### Problem description
Print each record exactly, with no word added or removed.
+ + + + +
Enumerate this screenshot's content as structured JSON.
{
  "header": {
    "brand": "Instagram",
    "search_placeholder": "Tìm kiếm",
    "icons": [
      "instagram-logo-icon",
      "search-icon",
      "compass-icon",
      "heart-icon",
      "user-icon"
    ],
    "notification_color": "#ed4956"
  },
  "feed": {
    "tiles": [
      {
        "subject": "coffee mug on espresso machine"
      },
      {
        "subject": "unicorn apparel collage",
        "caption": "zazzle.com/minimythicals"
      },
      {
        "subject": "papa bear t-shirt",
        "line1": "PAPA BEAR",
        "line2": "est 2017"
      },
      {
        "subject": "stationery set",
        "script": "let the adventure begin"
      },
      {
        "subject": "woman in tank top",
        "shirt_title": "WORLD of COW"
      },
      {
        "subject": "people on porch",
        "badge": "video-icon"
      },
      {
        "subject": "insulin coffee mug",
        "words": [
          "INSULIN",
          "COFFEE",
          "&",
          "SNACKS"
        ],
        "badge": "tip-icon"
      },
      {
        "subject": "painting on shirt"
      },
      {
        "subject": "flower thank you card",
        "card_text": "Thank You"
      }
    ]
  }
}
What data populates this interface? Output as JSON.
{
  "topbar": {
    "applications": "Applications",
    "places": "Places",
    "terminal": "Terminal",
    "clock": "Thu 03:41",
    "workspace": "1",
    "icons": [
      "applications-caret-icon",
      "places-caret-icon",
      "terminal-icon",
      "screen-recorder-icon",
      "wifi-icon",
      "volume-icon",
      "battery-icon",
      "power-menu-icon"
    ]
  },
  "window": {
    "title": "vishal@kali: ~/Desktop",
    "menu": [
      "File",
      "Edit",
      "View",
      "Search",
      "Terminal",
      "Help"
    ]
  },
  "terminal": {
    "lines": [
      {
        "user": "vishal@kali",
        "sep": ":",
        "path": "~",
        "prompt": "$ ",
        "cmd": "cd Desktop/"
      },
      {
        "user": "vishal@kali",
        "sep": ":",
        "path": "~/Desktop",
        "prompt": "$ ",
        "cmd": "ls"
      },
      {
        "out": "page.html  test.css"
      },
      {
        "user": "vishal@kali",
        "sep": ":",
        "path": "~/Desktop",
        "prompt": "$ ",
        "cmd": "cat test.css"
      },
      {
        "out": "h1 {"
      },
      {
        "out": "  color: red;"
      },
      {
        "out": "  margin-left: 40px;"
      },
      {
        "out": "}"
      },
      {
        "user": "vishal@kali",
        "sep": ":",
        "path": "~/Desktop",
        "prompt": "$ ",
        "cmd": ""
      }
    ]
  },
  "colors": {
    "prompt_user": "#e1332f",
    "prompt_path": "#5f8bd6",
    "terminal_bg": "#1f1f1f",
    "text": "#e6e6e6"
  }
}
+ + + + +
### Task answer
Enumerate this screenshot's content as structured JSON.
{
  "header": {
    "brand": "Instagram",
    "search_placeholder": "Tìm kiếm",
    "icons": [
      "instagram-logo-icon",
      "search-icon",
      "compass-icon",
      "heart-icon",
      "user-icon"
    ],
    "notification_color": "#ed4956"
  },
  "feed": {
    "tiles": [
      {
        "subject": "coffee mug on espresso machine"
      },
      {
        "subject": "unicorn apparel collage",
        "caption": "zazzle.com/minimythicals"
      },
      {
        "subject": "papa bear t-shirt",
        "line1": "PAPA BEAR",
        "line2": "est 2017"
      },
      {
        "subject": "stationery set",
        "script": "let the adventure begin"
      },
      {
        "subject": "woman in tank top",
        "shirt_title": "WORLD of COW"
      },
      {
        "subject": "people on porch",
        "badge": "video-icon"
      },
      {
        "subject": "insulin coffee mug",
        "words": [
          "INSULIN",
          "COFFEE",
          "&",
          "SNACKS"
        ],
        "badge": "tip-icon"
      },
      {
        "subject": "painting on shirt"
      },
      {
        "subject": "flower thank you card",
        "card_text": "Thank You"
      }
    ]
  }
}
What data populates this interface? Output as JSON.
{
  "topbar": {
    "applications": "Applications",
    "places": "Places",
    "terminal": "Terminal",
    "clock": "Thu 03:41",
    "workspace": "1",
    "icons": [
      "applications-caret-icon",
      "places-caret-icon",
      "terminal-icon",
      "screen-recorder-icon",
      "wifi-icon",
      "volume-icon",
      "battery-icon",
      "power-menu-icon"
    ]
  },
  "window": {
    "title": "vishal@kali: ~/Desktop",
    "menu": [
      "File",
      "Edit",
      "View",
      "Search",
      "Terminal",
      "Help"
    ]
  },
  "terminal": {
    "lines": [
      {
        "user": "vishal@kali",
        "sep": ":",
        "path": "~",
        "prompt": "$ ",
        "cmd": "cd Desktop/"
      },
      {
        "user": "vishal@kali",
        "sep": ":",
        "path": "~/Desktop",
        "prompt": "$ ",
        "cmd": "ls"
      },
      {
        "out": "page.html  test.css"
      },
      {
        "user": "vishal@kali",
        "sep": ":",
        "path": "~/Desktop",
        "prompt": "$ ",
        "cmd": "cat test.css"
      },
      {
        "out": "h1 {"
      },
      {
        "out": "  color: red;"
      },
      {
        "out": "  margin-left: 40px;"
      },
      {
        "out": "}"
      },
      {
        "user": "vishal@kali",
        "sep": ":",
        "path": "~/Desktop",
        "prompt": "$ ",
        "cmd": ""
      }
    ]
  },
  "colors": {
    "prompt_user": "#e1332f",
    "prompt_path": "#5f8bd6",
    "terminal_bg": "#1f1f1f",
    "text": "#e6e6e6"
  }
}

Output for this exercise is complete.